Nevertheless, there are many pharma companies using Facebook, Twitter, YouTube and other social media tools; the only way out, is to monitor activity on any social media platform where they are present, using disclaimers, reserving the right to remove unwanted comments and redirecting drug questions to the company’s website.

Clinical trials

Patient-recruiting for clinical trials through social media, grants decreased R&D costs to the industry. However, clinical trials have several types, designs, and sample groups; social media, alone, is not the universal source. It can prove to be a double-edge sword, if patients interact and exchange information before the whole trial is completed; also it does not ensure evaluable data in the end. Patient- recruiting outside the physician’s own pool of patients has high dropout rates; tweeting about a clinical trial may build awareness of the opportunity, but does not guarantee an engaged PI, who will lead the patient through the clinical trial, thus assuring collection of meaningful data.

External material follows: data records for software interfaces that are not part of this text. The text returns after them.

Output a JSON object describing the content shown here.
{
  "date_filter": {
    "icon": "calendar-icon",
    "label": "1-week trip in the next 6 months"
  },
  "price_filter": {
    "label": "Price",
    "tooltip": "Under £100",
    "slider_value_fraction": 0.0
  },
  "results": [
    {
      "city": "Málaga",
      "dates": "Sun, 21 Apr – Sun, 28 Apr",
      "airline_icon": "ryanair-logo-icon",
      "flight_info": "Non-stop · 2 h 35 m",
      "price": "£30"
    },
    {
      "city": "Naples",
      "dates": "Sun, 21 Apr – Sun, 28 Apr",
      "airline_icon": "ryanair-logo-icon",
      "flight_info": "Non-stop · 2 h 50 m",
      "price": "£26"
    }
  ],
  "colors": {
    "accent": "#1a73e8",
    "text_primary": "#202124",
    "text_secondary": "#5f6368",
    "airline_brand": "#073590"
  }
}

Although ‘social media’ is the overhyped buzzword of our time, for pharmaceuticals it will be a treacherous route: regulations will undoubtedly limit (further) interaction with the public, but increase accountability – it not being worth the effort or risk.

All we know for sure is that the debate has only started.


Click on this image for the original post



Related Posts:

Thoughts on Blogging

When I started blogging, it was because I had been inspired to “write down” what I was doing. Just as a way of keeping a personal record. I just wanted to start…something.

At the same time, I discovered that I was actually having to “think” more about things. I found this really inspiring.

A post at the end of last year, by Bjørn Furuknap, led me to question this. In his post, Bjorn stated that if a blogger was offering no real value, then he/she would be better off doing nothing. (I wrote a post about this, that you can read here.)

To be honest, Bjorn’s post (as well as older post by Laurence Hart, aka @Piewords), make me think seriously about the posts I write.

On the one hand, I didn’t want my posts to fall into the “might as well just shut up” category, but I still wanted to use them as a way that I could record my thoughts, or offer tips, or advice.

In fact this conflict, would often prevent me from actually writing anything. I would start, but then doubt would enter my mind, as I tried to work out whether the post was indeed too much of the “just shut up” type.

Thanks to a tweet by @BizTeam lead me to a small video in which Seth Godin, and  Tom Peters, talks about blogging. Seth commented that a blog is free, and it doesn’t matter if nobody reads it. What matters is the humility that comes from writing it – the “thinking” about it.

Wow – when I heard these words, it really brought me back to my original “purpose” for writing. It’s something I mention in that earlier post – I blog so that I am forced to THINK about things.

Have a look at the video, and let me know what your thoughts are…

Vodpod videos no longer available.